Where does the string "Guide" appear in the records? Copy each line that holds it.

Dataset items:
⁂
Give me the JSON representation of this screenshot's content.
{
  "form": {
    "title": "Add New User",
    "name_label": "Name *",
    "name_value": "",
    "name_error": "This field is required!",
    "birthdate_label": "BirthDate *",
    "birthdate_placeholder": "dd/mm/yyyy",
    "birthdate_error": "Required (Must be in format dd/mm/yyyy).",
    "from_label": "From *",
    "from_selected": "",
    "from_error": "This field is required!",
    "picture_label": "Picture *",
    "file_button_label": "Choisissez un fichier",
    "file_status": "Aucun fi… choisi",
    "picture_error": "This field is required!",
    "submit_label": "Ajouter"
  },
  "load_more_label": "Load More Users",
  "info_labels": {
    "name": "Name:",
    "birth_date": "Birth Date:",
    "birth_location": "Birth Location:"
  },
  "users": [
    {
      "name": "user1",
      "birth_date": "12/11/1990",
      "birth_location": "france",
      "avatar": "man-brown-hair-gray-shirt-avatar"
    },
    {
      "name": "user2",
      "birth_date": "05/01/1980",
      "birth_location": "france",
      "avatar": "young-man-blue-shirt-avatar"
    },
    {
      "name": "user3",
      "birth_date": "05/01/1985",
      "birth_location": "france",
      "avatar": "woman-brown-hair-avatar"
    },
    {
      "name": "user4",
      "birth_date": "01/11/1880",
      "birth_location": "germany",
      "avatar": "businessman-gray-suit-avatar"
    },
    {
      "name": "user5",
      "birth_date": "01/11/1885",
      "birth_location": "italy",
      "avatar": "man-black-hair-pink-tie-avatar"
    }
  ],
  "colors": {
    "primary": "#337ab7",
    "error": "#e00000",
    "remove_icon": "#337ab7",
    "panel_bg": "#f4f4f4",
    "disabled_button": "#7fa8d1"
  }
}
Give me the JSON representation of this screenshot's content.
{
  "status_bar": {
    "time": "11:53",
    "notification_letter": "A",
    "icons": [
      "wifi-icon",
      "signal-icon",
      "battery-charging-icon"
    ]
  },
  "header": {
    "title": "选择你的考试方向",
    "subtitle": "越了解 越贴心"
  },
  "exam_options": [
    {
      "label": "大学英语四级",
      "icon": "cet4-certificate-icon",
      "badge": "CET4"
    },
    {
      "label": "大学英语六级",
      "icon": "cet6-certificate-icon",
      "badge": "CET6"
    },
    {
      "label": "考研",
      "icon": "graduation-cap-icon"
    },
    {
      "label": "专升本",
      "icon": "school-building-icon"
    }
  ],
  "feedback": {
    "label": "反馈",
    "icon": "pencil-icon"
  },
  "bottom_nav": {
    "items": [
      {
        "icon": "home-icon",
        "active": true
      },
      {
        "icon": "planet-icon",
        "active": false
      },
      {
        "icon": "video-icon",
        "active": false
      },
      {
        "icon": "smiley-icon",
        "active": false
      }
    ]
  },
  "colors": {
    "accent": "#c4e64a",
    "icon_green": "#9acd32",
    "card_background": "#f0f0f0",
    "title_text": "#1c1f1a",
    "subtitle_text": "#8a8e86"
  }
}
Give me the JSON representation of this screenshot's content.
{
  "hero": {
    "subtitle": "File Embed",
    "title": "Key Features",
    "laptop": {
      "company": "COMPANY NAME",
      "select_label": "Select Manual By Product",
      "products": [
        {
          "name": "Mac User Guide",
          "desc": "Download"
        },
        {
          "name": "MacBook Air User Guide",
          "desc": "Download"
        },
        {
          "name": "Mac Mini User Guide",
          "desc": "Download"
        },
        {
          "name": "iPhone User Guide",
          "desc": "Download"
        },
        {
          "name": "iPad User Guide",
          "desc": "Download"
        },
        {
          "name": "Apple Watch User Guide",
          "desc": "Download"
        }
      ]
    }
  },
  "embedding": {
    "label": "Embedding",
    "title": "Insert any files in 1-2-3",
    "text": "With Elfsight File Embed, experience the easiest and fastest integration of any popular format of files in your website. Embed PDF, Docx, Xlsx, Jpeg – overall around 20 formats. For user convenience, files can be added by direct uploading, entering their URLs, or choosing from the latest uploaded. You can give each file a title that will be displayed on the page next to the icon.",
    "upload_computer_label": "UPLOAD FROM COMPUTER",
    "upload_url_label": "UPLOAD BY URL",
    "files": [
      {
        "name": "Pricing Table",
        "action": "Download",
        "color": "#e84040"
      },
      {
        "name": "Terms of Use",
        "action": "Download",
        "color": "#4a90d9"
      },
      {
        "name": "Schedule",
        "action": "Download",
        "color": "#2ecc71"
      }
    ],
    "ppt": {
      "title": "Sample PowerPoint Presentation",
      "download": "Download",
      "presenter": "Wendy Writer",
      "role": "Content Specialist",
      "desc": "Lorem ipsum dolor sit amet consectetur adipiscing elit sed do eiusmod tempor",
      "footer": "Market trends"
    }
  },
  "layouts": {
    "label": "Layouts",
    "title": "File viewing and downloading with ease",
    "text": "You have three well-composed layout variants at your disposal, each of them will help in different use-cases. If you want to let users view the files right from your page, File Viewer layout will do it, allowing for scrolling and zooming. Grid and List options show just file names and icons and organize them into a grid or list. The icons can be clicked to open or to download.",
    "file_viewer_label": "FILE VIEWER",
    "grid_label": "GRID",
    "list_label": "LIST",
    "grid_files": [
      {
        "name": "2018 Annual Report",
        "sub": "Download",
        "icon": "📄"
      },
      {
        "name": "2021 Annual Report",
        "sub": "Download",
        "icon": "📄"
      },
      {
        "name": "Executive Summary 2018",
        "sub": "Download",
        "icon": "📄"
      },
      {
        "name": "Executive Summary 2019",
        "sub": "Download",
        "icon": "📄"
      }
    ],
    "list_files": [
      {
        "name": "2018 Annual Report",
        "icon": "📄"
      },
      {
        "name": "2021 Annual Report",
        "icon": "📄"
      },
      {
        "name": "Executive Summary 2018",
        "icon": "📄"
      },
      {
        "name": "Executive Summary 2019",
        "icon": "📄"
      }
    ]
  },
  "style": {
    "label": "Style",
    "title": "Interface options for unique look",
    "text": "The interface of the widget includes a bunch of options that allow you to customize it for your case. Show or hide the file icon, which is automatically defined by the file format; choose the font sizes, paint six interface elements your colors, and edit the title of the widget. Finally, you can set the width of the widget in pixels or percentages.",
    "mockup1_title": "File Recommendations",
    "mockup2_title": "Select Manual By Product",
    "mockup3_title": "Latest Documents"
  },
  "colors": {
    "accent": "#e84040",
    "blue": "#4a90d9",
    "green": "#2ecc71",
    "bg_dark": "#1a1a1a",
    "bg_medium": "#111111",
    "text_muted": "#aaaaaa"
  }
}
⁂
Output for this exercise:
          "name": "Mac User Guide",
          "name": "MacBook Air User Guide",
          "name": "Mac Mini User Guide",
          "name": "iPhone User Guide",
          "name": "iPad User Guide",
          "name": "Apple Watch User Guide",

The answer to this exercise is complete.